Component data from apps and pages:

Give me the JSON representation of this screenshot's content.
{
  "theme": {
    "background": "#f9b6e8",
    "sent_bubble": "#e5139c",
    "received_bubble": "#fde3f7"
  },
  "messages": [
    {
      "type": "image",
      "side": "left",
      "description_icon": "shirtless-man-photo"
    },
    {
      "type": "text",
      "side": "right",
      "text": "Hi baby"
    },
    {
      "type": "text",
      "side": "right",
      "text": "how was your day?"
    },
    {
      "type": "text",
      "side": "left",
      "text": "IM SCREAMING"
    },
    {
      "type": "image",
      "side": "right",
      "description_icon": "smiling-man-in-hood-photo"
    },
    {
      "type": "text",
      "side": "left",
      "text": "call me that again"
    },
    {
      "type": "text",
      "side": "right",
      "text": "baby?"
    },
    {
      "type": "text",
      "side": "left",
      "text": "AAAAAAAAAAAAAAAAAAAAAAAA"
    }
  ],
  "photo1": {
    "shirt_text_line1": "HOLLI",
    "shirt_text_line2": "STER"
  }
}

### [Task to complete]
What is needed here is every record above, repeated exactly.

### [Exercise output]
Give me the JSON representation of this screenshot's content.
{
  "theme": {
    "background": "#f9b6e8",
    "sent_bubble": "#e5139c",
    "received_bubble": "#fde3f7"
  },
  "messages": [
    {
      "type": "image",
      "side": "left",
      "description_icon": "shirtless-man-photo"
    },
    {
      "type": "text",
      "side": "right",
      "text": "Hi baby"
    },
    {
      "type": "text",
      "side": "right",
      "text": "how was your day?"
    },
    {
      "type": "text",
      "side": "left",
      "text": "IM SCREAMING"
    },
    {
      "type": "image",
      "side": "right",
      "description_icon": "smiling-man-in-hood-photo"
    },
    {
      "type": "text",
      "side": "left",
      "text": "call me that again"
    },
    {
      "type": "text",
      "side": "right",
      "text": "baby?"
    },
    {
      "type": "text",
      "side": "left",
      "text": "AAAAAAAAAAAAAAAAAAAAAAAA"
    }
  ],
  "photo1": {
    "shirt_text_line1": "HOLLI",
    "shirt_text_line2": "STER"
  }
}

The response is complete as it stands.